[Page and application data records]
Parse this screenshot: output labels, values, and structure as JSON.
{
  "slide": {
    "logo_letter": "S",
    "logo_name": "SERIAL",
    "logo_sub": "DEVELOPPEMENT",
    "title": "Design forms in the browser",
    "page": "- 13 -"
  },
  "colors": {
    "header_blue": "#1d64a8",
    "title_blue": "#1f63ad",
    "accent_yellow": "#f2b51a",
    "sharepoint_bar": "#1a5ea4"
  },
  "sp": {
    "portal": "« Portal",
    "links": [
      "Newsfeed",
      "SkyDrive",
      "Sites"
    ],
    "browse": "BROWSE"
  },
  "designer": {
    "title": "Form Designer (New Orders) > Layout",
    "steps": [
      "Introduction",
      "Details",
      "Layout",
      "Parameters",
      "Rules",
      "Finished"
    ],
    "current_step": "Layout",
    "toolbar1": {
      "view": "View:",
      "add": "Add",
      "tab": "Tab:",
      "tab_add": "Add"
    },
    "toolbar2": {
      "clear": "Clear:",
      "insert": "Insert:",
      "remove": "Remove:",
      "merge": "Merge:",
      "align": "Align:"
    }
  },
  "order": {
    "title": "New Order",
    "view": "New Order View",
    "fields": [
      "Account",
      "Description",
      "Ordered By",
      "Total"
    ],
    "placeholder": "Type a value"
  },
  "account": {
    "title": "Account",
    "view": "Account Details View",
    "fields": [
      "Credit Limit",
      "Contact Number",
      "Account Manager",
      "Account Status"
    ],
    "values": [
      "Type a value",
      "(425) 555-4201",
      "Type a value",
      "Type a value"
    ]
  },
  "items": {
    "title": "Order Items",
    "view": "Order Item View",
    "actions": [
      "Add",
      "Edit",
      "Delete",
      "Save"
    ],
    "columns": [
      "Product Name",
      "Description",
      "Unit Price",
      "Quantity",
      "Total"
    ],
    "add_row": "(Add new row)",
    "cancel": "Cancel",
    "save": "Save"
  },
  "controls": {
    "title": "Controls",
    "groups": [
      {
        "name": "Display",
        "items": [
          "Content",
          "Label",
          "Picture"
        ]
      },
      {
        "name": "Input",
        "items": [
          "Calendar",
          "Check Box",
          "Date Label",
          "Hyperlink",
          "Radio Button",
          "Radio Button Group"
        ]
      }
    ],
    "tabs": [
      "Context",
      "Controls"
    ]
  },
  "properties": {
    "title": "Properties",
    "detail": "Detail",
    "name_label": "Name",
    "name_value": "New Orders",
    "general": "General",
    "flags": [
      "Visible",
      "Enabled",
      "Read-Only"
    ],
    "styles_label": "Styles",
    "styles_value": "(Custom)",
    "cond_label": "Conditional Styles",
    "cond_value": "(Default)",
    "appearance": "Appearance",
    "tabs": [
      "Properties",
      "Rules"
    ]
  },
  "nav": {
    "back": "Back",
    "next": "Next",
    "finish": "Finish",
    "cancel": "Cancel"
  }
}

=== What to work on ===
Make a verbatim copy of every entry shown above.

=== Solution to this problem ===
Parse this screenshot: output labels, values, and structure as JSON.
{
  "slide": {
    "logo_letter": "S",
    "logo_name": "SERIAL",
    "logo_sub": "DEVELOPPEMENT",
    "title": "Design forms in the browser",
    "page": "- 13 -"
  },
  "colors": {
    "header_blue": "#1d64a8",
    "title_blue": "#1f63ad",
    "accent_yellow": "#f2b51a",
    "sharepoint_bar": "#1a5ea4"
  },
  "sp": {
    "portal": "« Portal",
    "links": [
      "Newsfeed",
      "SkyDrive",
      "Sites"
    ],
    "browse": "BROWSE"
  },
  "designer": {
    "title": "Form Designer (New Orders) > Layout",
    "steps": [
      "Introduction",
      "Details",
      "Layout",
      "Parameters",
      "Rules",
      "Finished"
    ],
    "current_step": "Layout",
    "toolbar1": {
      "view": "View:",
      "add": "Add",
      "tab": "Tab:",
      "tab_add": "Add"
    },
    "toolbar2": {
      "clear": "Clear:",
      "insert": "Insert:",
      "remove": "Remove:",
      "merge": "Merge:",
      "align": "Align:"
    }
  },
  "order": {
    "title": "New Order",
    "view": "New Order View",
    "fields": [
      "Account",
      "Description",
      "Ordered By",
      "Total"
    ],
    "placeholder": "Type a value"
  },
  "account": {
    "title": "Account",
    "view": "Account Details View",
    "fields": [
      "Credit Limit",
      "Contact Number",
      "Account Manager",
      "Account Status"
    ],
    "values": [
      "Type a value",
      "(425) 555-4201",
      "Type a value",
      "Type a value"
    ]
  },
  "items": {
    "title": "Order Items",
    "view": "Order Item View",
    "actions": [
      "Add",
      "Edit",
      "Delete",
      "Save"
    ],
    "columns": [
      "Product Name",
      "Description",
      "Unit Price",
      "Quantity",
      "Total"
    ],
    "add_row": "(Add new row)",
    "cancel": "Cancel",
    "save": "Save"
  },
  "controls": {
    "title": "Controls",
    "groups": [
      {
        "name": "Display",
        "items": [
          "Content",
          "Label",
          "Picture"
        ]
      },
      {
        "name": "Input",
        "items": [
          "Calendar",
          "Check Box",
          "Date Label",
          "Hyperlink",
          "Radio Button",
          "Radio Button Group"
        ]
      }
    ],
    "tabs": [
      "Context",
      "Controls"
    ]
  },
  "properties": {
    "title": "Properties",
    "detail": "Detail",
    "name_label": "Name",
    "name_value": "New Orders",
    "general": "General",
    "flags": [
      "Visible",
      "Enabled",
      "Read-Only"
    ],
    "styles_label": "Styles",
    "styles_value": "(Custom)",
    "cond_label": "Conditional Styles",
    "cond_value": "(Default)",
    "appearance": "Appearance",
    "tabs": [
      "Properties",
      "Rules"
    ]
  },
  "nav": {
    "back": "Back",
    "next": "Next",
    "finish": "Finish",
    "cancel": "Cancel"
  }
}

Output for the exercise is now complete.